* Exercise prompt
Retype every record that follows, character for character.

++++++++++++++++++++

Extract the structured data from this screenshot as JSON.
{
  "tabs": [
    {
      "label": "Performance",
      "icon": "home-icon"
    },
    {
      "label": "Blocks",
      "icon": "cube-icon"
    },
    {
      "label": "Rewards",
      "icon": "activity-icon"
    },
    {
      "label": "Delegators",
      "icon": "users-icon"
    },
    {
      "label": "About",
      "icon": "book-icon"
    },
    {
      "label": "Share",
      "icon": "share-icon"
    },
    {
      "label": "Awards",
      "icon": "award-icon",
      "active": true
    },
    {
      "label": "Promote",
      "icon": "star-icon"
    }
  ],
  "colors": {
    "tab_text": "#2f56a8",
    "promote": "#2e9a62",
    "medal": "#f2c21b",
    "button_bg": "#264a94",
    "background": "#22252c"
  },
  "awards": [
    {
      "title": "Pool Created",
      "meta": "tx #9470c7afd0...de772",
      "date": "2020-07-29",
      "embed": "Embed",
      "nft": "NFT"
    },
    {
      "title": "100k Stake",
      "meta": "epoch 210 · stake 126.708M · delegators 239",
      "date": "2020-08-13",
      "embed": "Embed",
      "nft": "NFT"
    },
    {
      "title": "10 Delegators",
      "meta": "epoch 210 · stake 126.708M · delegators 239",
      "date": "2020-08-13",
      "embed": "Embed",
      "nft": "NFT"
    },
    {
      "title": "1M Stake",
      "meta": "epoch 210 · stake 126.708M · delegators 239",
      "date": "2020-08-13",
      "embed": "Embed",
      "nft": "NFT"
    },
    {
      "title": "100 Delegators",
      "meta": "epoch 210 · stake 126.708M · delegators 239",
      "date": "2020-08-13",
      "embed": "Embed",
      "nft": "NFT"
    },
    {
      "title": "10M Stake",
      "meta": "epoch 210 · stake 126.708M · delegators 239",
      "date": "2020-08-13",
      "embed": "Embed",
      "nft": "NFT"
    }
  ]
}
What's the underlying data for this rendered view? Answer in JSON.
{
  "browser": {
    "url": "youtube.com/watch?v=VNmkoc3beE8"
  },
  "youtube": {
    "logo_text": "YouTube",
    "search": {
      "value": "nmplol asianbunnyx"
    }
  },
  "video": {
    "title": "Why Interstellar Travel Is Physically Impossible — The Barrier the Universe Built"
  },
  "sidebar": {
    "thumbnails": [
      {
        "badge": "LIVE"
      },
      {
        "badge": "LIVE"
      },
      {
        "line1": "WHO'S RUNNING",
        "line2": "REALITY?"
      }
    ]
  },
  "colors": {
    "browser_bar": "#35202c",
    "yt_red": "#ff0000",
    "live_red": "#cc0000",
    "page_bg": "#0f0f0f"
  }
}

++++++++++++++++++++

* Final answer
Extract the structured data from this screenshot as JSON.
{
  "tabs": [
    {
      "label": "Performance",
      "icon": "home-icon"
    },
    {
      "label": "Blocks",
      "icon": "cube-icon"
    },
    {
      "label": "Rewards",
      "icon": "activity-icon"
    },
    {
      "label": "Delegators",
      "icon": "users-icon"
    },
    {
      "label": "About",
      "icon": "book-icon"
    },
    {
      "label": "Share",
      "icon": "share-icon"
    },
    {
      "label": "Awards",
      "icon": "award-icon",
      "active": true
    },
    {
      "label": "Promote",
      "icon": "star-icon"
    }
  ],
  "colors": {
    "tab_text": "#2f56a8",
    "promote": "#2e9a62",
    "medal": "#f2c21b",
    "button_bg": "#264a94",
    "background": "#22252c"
  },
  "awards": [
    {
      "title": "Pool Created",
      "meta": "tx #9470c7afd0...de772",
      "date": "2020-07-29",
      "embed": "Embed",
      "nft": "NFT"
    },
    {
      "title": "100k Stake",
      "meta": "epoch 210 · stake 126.708M · delegators 239",
      "date": "2020-08-13",
      "embed": "Embed",
      "nft": "NFT"
    },
    {
      "title": "10 Delegators",
      "meta": "epoch 210 · stake 126.708M · delegators 239",
      "date": "2020-08-13",
      "embed": "Embed",
      "nft": "NFT"
    },
    {
      "title": "1M Stake",
      "meta": "epoch 210 · stake 126.708M · delegators 239",
      "date": "2020-08-13",
      "embed": "Embed",
      "nft": "NFT"
    },
    {
      "title": "100 Delegators",
      "meta": "epoch 210 · stake 126.708M · delegators 239",
      "date": "2020-08-13",
      "embed": "Embed",
      "nft": "NFT"
    },
    {
      "title": "10M Stake",
      "meta": "epoch 210 · stake 126.708M · delegators 239",
      "date": "2020-08-13",
      "embed": "Embed",
      "nft": "NFT"
    }
  ]
}
What's the underlying data for this rendered view? Answer in JSON.
{
  "browser": {
    "url": "youtube.com/watch?v=VNmkoc3beE8"
  },
  "youtube": {
    "logo_text": "YouTube",
    "search": {
      "value": "nmplol asianbunnyx"
    }
  },
  "video": {
    "title": "Why Interstellar Travel Is Physically Impossible — The Barrier the Universe Built"
  },
  "sidebar": {
    "thumbnails": [
      {
        "badge": "LIVE"
      },
      {
        "badge": "LIVE"
      },
      {
        "line1": "WHO'S RUNNING",
        "line2": "REALITY?"
      }
    ]
  },
  "colors": {
    "browser_bar": "#35202c",
    "yt_red": "#ff0000",
    "live_red": "#cc0000",
    "page_bg": "#0f0f0f"
  }
}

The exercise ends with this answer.